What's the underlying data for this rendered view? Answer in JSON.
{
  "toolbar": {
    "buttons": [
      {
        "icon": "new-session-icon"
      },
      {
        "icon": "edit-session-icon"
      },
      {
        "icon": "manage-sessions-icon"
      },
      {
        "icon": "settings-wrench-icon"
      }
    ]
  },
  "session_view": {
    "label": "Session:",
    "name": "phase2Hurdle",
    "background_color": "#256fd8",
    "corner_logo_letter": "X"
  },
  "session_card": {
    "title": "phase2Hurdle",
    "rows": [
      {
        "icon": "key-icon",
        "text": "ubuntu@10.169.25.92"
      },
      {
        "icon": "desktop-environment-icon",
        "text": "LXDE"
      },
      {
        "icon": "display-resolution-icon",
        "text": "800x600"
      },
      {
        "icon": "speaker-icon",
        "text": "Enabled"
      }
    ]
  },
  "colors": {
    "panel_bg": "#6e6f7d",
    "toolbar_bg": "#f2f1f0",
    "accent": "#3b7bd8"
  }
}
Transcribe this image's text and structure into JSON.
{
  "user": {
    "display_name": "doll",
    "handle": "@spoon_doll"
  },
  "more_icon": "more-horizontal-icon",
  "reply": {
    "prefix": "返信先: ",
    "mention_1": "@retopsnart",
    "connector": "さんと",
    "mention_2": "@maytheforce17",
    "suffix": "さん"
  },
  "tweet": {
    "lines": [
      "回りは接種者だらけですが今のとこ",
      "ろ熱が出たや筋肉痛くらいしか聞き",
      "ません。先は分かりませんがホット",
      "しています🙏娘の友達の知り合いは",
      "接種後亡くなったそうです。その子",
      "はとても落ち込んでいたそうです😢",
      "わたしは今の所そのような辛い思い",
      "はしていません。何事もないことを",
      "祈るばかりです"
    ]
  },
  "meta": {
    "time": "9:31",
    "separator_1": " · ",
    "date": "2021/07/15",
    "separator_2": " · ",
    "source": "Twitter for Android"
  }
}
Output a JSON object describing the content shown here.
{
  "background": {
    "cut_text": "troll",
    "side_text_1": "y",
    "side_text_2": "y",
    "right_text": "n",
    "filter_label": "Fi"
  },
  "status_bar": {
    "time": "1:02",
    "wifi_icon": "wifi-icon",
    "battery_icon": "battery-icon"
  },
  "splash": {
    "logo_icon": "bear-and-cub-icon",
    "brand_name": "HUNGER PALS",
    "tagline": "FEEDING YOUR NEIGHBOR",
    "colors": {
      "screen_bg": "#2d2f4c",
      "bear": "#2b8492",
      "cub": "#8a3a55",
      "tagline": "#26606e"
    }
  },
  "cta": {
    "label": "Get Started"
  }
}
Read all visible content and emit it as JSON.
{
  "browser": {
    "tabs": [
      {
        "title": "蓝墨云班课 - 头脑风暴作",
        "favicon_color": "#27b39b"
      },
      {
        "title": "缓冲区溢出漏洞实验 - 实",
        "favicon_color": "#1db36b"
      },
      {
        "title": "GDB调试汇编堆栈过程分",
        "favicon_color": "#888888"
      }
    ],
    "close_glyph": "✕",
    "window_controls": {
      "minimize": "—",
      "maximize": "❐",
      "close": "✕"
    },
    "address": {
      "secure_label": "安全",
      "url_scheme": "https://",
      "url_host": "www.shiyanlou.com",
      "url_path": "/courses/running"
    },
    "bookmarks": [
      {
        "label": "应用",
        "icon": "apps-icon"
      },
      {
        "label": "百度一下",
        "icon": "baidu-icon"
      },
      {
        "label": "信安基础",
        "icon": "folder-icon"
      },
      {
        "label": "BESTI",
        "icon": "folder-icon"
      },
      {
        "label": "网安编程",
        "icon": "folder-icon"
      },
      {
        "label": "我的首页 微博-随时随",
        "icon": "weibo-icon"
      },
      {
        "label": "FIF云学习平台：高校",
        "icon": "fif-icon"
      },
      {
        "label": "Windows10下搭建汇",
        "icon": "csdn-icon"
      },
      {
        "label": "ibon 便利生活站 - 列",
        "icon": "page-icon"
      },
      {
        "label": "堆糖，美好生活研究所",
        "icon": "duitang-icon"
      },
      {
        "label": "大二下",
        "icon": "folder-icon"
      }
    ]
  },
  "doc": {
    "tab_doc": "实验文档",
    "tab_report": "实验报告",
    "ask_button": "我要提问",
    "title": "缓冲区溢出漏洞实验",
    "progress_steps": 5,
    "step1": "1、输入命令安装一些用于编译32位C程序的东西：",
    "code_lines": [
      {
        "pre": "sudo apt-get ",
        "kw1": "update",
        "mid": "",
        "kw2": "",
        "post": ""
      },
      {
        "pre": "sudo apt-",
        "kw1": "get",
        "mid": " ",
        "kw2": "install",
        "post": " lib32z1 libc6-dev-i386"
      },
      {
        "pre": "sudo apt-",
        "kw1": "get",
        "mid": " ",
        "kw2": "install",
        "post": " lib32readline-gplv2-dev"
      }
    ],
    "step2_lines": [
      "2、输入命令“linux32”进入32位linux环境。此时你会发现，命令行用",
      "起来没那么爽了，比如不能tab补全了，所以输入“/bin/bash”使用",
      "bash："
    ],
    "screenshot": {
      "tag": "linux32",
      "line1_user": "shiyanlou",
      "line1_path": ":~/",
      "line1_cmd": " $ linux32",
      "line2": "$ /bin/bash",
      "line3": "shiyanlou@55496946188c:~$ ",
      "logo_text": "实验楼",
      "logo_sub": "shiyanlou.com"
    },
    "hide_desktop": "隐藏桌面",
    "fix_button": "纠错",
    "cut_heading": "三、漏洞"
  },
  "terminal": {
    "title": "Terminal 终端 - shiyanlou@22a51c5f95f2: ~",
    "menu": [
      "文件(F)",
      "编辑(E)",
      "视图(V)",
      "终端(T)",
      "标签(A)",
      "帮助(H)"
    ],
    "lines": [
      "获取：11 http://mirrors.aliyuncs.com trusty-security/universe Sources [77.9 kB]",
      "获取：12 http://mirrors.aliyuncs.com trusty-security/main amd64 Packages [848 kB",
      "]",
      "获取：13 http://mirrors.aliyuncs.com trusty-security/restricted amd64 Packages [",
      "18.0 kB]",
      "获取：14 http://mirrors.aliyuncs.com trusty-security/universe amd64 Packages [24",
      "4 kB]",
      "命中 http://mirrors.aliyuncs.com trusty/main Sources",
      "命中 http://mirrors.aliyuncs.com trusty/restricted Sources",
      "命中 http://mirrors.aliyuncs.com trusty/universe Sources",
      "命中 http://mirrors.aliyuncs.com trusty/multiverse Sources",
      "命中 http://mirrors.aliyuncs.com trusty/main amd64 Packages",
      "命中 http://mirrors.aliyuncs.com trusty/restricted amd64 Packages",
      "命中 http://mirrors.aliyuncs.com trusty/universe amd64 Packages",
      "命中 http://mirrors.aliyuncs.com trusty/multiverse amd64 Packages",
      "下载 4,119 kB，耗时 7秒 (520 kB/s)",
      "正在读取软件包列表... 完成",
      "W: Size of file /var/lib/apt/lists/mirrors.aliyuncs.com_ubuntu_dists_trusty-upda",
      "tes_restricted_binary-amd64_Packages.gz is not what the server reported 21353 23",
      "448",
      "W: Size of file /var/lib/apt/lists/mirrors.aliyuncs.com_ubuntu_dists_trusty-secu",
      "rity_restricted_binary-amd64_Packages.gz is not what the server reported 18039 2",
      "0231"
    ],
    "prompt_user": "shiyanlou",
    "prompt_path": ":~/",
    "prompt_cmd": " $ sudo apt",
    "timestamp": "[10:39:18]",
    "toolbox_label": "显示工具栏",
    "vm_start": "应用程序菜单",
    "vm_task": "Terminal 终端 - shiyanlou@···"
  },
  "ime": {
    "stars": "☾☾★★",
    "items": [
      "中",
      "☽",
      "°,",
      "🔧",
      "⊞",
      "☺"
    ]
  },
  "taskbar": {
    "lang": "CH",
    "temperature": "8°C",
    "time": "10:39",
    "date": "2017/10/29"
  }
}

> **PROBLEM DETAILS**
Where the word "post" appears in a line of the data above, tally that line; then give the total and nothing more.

> **EXERCISE RESPONSE**
3